--- START ---

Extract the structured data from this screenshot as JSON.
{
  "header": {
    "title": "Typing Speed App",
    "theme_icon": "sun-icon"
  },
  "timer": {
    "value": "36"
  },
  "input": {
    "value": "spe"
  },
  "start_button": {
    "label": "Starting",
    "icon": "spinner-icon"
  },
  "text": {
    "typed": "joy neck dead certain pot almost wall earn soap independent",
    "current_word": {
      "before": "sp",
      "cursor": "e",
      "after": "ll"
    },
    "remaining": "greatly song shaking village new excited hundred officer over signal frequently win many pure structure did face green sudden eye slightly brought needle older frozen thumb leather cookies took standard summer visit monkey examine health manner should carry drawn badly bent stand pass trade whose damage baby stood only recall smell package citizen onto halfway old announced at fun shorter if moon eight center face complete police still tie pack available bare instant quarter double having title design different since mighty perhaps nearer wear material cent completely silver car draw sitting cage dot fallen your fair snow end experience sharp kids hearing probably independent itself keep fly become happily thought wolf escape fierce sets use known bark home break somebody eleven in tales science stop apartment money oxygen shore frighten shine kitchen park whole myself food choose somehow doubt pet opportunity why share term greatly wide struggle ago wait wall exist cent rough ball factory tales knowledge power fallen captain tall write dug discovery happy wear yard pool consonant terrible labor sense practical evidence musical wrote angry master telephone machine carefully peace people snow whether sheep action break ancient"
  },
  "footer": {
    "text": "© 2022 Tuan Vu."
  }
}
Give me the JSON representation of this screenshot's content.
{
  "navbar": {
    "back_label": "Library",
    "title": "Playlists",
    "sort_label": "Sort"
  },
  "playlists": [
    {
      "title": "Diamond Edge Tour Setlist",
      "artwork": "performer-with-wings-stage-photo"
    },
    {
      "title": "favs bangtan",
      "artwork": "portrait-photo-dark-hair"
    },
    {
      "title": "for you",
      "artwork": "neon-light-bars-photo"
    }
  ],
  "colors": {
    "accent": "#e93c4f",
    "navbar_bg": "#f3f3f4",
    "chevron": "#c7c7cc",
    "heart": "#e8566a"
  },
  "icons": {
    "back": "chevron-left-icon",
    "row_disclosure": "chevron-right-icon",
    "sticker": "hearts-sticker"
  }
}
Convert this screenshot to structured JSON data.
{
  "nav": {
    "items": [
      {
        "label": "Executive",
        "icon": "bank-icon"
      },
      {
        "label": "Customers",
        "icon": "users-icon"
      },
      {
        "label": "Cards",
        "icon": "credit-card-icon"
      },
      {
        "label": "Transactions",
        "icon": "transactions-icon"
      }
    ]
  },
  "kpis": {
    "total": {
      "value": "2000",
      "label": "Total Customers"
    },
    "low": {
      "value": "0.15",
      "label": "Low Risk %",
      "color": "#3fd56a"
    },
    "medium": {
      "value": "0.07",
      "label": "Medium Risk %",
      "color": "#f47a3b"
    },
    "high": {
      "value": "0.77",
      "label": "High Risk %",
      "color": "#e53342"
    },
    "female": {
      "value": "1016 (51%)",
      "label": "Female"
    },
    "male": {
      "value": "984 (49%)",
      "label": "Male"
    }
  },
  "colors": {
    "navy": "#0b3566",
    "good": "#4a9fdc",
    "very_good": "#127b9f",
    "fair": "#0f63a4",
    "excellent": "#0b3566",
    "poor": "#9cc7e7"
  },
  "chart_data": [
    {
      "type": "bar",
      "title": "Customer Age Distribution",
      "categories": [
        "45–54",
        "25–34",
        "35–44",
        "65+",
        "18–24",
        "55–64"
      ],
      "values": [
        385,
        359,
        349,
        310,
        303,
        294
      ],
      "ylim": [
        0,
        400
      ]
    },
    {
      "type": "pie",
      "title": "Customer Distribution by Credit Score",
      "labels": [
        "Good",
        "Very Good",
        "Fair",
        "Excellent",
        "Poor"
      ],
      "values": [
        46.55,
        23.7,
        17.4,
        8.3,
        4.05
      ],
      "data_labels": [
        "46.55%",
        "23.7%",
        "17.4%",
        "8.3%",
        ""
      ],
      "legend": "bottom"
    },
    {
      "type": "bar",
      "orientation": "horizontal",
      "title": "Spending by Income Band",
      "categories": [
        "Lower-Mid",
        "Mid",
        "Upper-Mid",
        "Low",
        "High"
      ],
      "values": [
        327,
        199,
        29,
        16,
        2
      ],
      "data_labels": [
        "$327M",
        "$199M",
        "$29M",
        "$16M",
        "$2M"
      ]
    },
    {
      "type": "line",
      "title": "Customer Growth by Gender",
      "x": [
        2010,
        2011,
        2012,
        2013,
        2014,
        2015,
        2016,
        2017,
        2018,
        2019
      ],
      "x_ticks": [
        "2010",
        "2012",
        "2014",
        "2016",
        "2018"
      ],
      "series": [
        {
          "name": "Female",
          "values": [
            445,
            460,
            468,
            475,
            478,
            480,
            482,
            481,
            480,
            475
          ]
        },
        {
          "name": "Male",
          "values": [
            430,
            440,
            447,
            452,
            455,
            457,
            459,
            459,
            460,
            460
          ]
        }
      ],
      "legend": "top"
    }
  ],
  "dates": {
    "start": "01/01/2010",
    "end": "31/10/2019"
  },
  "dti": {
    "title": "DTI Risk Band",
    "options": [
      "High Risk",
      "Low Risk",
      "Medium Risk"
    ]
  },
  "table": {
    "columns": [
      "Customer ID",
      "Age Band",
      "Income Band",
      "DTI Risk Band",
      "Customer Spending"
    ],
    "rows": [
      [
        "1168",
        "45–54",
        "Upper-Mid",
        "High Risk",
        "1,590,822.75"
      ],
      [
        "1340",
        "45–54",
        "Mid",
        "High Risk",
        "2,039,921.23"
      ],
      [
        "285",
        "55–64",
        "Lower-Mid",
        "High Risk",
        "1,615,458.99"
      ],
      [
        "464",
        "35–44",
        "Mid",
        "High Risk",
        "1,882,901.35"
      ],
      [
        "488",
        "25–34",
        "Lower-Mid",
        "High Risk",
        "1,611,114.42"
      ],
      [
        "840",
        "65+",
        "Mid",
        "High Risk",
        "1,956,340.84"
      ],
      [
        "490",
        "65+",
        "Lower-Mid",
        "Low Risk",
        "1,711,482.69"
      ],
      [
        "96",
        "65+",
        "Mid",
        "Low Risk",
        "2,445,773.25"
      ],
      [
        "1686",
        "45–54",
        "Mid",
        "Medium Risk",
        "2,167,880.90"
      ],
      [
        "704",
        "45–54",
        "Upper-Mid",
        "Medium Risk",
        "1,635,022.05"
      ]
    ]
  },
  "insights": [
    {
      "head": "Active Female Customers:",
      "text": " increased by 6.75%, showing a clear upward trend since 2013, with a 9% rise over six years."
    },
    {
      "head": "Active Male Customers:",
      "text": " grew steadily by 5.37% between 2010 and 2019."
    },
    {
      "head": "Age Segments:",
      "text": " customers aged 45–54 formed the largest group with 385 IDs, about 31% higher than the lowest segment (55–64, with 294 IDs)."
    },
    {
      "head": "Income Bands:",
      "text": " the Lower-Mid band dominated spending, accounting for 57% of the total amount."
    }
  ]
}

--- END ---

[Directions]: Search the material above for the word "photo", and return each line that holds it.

[Answer for the task]:
      "artwork": "performer-with-wings-stage-photo"
      "artwork": "portrait-photo-dark-hair"
      "artwork": "neon-light-bars-photo"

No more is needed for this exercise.